Many Mormons who support gay marriage, however, have observed the contradiction between our historical experience as Mormons who were persecuted for practicing an alternative form of marriage and our current political activism towards gay and lesbian couples who seek legal recognition for their marriages.

 

One thing that makes me uneasy about Mormanism is it's view of women. While not unique to Momanism, it seems so out of place in the modern world that a woman's salvation and spiritual advancement is so tied to a man's, and I undestand it not be achieved on her own. What is your view on the differences between men and woman in the life of the church and how do you reconcile it in your own mind.

I am proud to be Mormon.  I am grateful for the example of strong Mormon women, including my pioneer ancestors, who were spiritual seekers willing to sacrifice for their faith.  I value the fact that my faith taught me how to seek and find spiritual direction on my own.  I value being a part of a diverse global Mormon community.  I am also a feminist.  I reconcile these two aspects of my life the same way any woman who lives in an inegalitarian society deals with the contradictions between her aspirations and reality.  I share a lot in common with other feminists of faith in the Jewish and Catholic traditions.  In fact, I share a lot in common with any woman in the United States who lives in a society that has historically discriminated against women, and still does in many respects.

Thanks, everyone!  I appreciate your good questions and hope I've been able to answer in helpful ways.

In This Chat
Joanna Brooks
Joanna Brooks grew up in a conservative Mormon home among the last great orange groves of Orange County, California. She attended Brigham Young University and received her Ph.D. from the University of California, Los Angeles.

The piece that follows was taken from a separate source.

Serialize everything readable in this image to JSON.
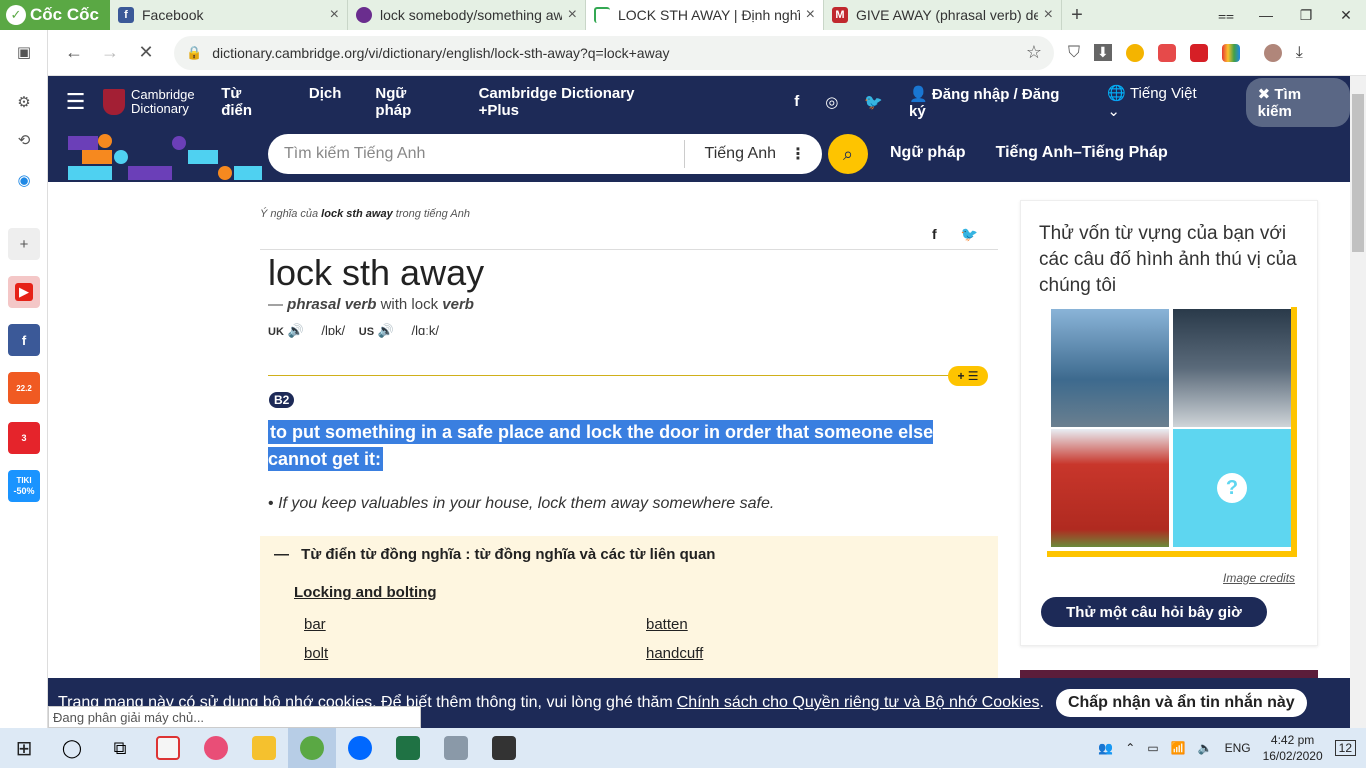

Her first book American Lazarus: Religion and the Rise of African-American and Native American Literatures (Oxford University Press, 2003) was awarded the Modern Language Association William Sanders Scarborough Prize. Brooks has also received awards from the National Endowment for the Humanities, the Woodrow Wilson Foundation, and the American Philosophical Society for her scholarship on religion and American culture.
Recent Chats
  • Next: